Even the anticipation of laughter injects beta-endorphins and human growth hormone (HGH) into the blood. It also cuts the level of stress hormones

Back when I was a kid, in the 1960s, I enjoyed the comedy stylings of Bill Dana. It was like we were relatives, Dana being a rare name where I lived.

Late in his career Mr. Dana turned serious. Alongside Dr. Laurence Peter, author of The Peter Principle, he produced a book called The Laughter Prescription in 1982, about the salutary health effects of laughter. I remember he played a lot of hospitals. (To the right is the cover, from Mr. Dana's Web site.)

Lee Berk of Loma Linda University has since spent much of his career validating Dana's work. It's real science. There's even a professional group built around the work, the Association for Applied and Therapeutic Humor.

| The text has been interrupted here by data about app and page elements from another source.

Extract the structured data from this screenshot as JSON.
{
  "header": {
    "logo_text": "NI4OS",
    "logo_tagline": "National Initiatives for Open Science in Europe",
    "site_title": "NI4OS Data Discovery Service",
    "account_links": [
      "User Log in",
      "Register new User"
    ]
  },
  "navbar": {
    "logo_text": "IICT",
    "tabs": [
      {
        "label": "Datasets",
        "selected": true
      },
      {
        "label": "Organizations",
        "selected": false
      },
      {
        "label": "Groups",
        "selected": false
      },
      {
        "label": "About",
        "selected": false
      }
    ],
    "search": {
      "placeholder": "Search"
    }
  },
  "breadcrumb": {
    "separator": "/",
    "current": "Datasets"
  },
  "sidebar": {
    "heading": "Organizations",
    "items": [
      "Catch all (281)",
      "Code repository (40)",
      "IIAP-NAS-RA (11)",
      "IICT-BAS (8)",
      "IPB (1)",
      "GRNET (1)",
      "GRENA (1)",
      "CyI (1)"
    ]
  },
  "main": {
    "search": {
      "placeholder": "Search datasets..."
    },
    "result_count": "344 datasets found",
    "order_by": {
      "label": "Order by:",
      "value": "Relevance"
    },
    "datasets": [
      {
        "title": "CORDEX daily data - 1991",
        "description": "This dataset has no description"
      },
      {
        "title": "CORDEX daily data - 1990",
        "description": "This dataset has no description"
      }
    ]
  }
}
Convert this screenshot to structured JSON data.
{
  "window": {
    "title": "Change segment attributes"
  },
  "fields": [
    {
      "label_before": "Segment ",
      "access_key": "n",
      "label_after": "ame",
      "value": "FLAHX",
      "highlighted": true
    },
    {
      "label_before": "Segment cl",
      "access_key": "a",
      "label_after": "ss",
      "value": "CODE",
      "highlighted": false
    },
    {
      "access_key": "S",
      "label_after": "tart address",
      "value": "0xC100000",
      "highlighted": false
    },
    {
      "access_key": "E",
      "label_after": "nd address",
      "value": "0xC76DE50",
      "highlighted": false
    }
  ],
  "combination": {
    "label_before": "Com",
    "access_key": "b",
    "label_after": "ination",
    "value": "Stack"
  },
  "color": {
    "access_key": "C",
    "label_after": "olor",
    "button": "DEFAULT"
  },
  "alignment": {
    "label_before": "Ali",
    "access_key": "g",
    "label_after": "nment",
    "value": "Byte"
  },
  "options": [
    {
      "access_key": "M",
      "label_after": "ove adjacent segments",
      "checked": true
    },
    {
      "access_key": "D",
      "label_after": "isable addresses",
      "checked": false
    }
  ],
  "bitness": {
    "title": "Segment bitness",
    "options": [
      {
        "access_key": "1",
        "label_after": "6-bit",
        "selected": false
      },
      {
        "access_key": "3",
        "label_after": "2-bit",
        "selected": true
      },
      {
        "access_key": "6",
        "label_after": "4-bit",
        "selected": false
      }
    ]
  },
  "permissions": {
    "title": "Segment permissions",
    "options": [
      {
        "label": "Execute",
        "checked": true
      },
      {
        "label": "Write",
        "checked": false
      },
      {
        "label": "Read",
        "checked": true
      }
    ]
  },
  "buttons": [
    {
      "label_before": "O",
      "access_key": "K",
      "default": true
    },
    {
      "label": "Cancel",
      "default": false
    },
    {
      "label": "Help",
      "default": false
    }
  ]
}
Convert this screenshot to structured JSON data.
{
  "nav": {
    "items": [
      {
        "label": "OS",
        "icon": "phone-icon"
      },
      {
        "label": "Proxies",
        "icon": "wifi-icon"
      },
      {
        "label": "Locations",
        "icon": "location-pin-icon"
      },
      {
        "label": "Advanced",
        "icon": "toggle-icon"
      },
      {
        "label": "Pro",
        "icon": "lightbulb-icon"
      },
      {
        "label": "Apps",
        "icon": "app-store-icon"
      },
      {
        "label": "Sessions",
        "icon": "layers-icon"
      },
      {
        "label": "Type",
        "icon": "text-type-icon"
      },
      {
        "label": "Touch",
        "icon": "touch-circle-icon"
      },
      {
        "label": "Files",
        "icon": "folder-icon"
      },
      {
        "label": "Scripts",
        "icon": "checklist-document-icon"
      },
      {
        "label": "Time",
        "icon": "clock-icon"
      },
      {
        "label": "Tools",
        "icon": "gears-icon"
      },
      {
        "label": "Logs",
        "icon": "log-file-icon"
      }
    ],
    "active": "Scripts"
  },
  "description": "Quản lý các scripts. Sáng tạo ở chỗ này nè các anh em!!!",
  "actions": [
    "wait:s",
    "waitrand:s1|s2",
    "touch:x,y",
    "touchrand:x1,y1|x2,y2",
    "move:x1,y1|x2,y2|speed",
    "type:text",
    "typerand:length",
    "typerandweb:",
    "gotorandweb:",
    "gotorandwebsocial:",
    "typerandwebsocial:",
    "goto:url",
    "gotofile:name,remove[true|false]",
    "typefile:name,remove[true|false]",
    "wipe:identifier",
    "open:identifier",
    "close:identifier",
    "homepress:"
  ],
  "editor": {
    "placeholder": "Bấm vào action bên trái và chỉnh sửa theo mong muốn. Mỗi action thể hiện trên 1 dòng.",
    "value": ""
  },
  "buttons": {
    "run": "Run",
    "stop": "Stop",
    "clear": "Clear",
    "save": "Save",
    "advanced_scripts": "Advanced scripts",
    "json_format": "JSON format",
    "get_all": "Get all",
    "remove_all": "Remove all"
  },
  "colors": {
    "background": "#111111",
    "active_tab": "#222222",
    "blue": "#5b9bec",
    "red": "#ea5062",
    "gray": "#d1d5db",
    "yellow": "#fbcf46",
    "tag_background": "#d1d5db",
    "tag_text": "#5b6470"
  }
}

What Dr. Berk has learned is fascinating. Even the anticipation of laughter injects beta-endorphins and human growth hormone (HGH) into the blood. It also cuts the level of stress hormones, including adrenaline. Less stress hormone can translate to more HDL cholesterol, the good kind, he found.

In his latest work, Dr. Berk has now found that laughter is as healthful as exercise. Laughercize may be a valid alternative to a workout for elderly patients who can't exercise, he said this week.

Dr. Berk showed 14 volunteers either the first 20 minutes of Saving Private Ryan or 20 minutes of standup or movie comedy. Since what makes us laugh varies, he let the subjects pick the funny bits. Blood pressure was taken, and blood was drawn.

What he found was that those who watched the war showed no change. Watching a war movie, or a drama, will not hurt you. The comedy, however, resulted in big changes in important hormone levels. The level of leptin, a hormone inhibiting appetite, went down while levels of ghrelin, which stimulates appetite, went up.

For those depressed over losing a spouse or suffering what is known as "wasting disease," a lack of interest in food or life that can prove fatal, the prescription is to entertain them. Get them laughing. Then maybe a nice piece of cake.

Dr. Berk concluded:

"I am more amazed by the interrelatedness of laughter and body responses with the more evidence and knowledge we collect. It's fascinating that positive emotions resulting from behaviors such as music playing or singing, and now mirthful laughter, translate into so many types of [biological] mechanism optimizations. As the old biblical wisdom states, it may indeed be true that laughter is a good medicine."

In other words, Dr. Dana was right. (I got a laugh writing that sentence.)

You can use this research yourself. Go see your mom, or your grandmother. Are they down, are they thin, are they losing interest in living? Tell some jokes, show them some comedy. Get them laughing, it will do you both some good.

This post was originally published on Smartplanet.com